Time for Black fraternities and sororities to step up
Black Fraternities and Sororities have the Economic Clout to Power the Next Black Renaissance
Jim Clingman is calling on the presidents of the Divine Nine to spread the word about Sweet Unity Farms Tanzanian Gourmet Coffee to their members to take a simple action step toward economic empowerment.
By James Clingman
(NNPA Newswire Columnist)
Remember the scene from “New Jack City” when Nino Brown (Wesley Snipes) told Scotty (Ice-T), “This ain’t personal; this is business?”
And at the end of the movie, Scotty said to Nino, “This is personal,” as he proceeded to give him a beatdown. Well, this article is both personal and business. It’s a call to the Alphas, Omegas, Kappas, Sigmas, Deltas, AKAs, Zetas, Thetas, Iotas, known as the “Divine Nine,” and the fraternity I was apart of back in the 1960’s at North Carolina College at Durham (now North Carolina Central University), “Groove Phi Groove.”
The latent collective power within these organizations is mind-boggling. Their members are conscientious, which is demonstrated by their friendship and loyalty to one another. They rally a-round their members during crises; they support one another when they get married and have children; they work together, locally and nationally, on community projects across this country. They even formed a national collective organization, The National Pan-Hellenic Council, Inc.; the group’s stated purpose and mission is “Unanimity of thought and action as far as possible in the conduct of Greek letter collegiate fraternities and sororities, and to consider problems of mutual interest to its member organizations.”
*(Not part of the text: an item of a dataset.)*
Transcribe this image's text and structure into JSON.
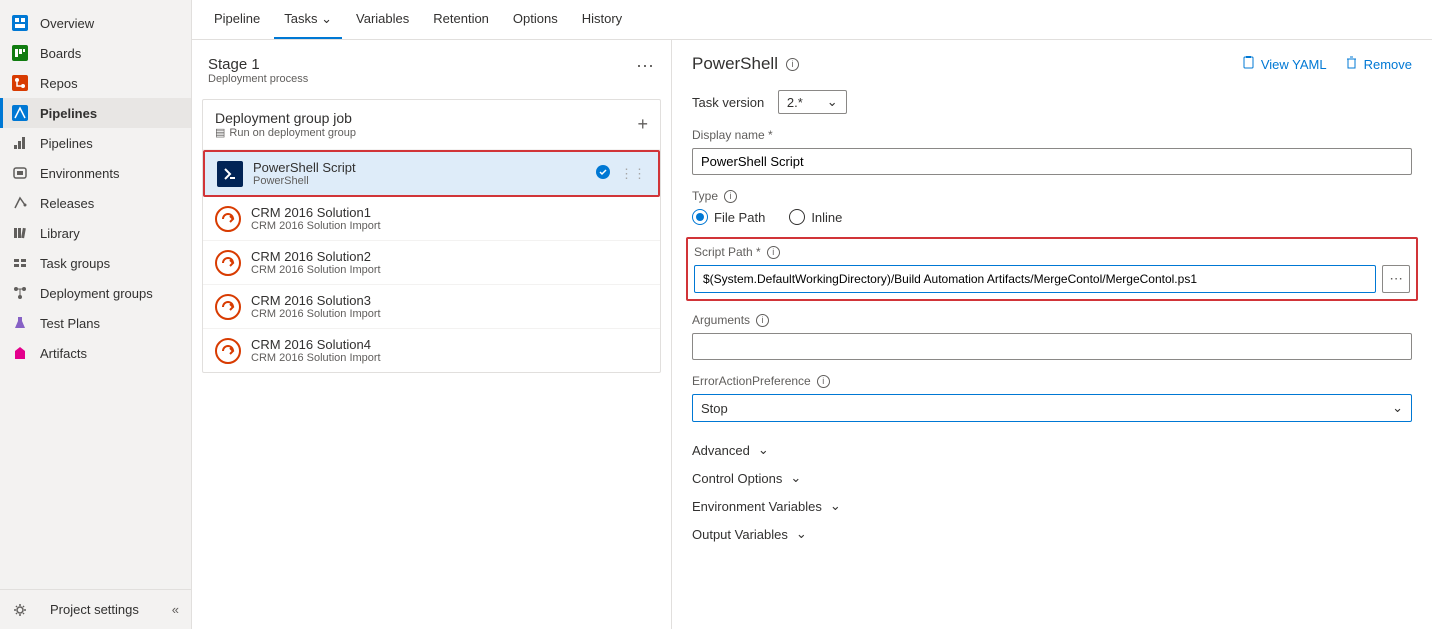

I especially like the part about “mutual interests.” I know it’s a hard question to answer, based on our individualistic and proprietary approach to solving many of our problems, but what are the mutual interests among not only sororities and fraternities, but all Black organizations? Is there one thing that all of us can and should do together without compromising our various missions and such? I believe there are several things we can do together, but reality tells me that all Black people will never do any one thing together. So in light of that reality, we must come up with something that is simple yet powerful and will demonstrate our collective resolve, not just to the world, but to ourselves and our children. Keep in mind I said, “Simple.”
On the business side of things, this is a call—a challenge—to each member of the abovementioned Black, proud, historic, and venerable organizations to purchase at least one bag of Sweet Unity Farms Tanzanian Gourmet Coffee. The coffee is grown by family co-ops founded by Jackie Robinson’s son, David, twenty years ago. April 15, 2017 was the 70th anniversary of Jackie Robinson breaking the color barrier in major league baseball; we can break the economic barrier by collectively propelling his son’s company to unimagined heights by purchasing his coffee. In case you didn’t know, Jackie Robinson went to work for a coffee company when he left baseball.
On the personal side, Black folks are taking an Ice T beatdown like Wesley Snipes received, only ours is an economic beatdown, much of which we are doing to ourselves by not supporting one another more than we do presently. What could be more personal than family? Again, one simple solution is for our Black sororities and fraternities, comprising millions of members around the world, to take this challenge personally and buy at least one bag of David Robinson’s coffee, a fitting tribute to his father’s legacy. By doing so, the world would witness a Black- owned company, operating in Africa and the U.S., become a billion dollar firm virtually overnight, all because a group of conscientious Black folks individually spent a very small amount of money on a Black owned product. A veritable, Black economic renaissance.
After accomplishing that simple goal, we could repeat it hundreds of times with other Black companies, thus, creating larger firms that have so much business they would have to hire more employees. In the words of the soul singing group, Atlantic Star, “Am I dreaming?” Maybe I am, but it’s a great dream, and I pray it will come true.
From what I observe among our social organizations, members of sororities and fraternities are the most conscientious; therefore, I am calling on the Presidents of the Divine Nine to spread the word to their members to take this simple action step toward economic empowerment.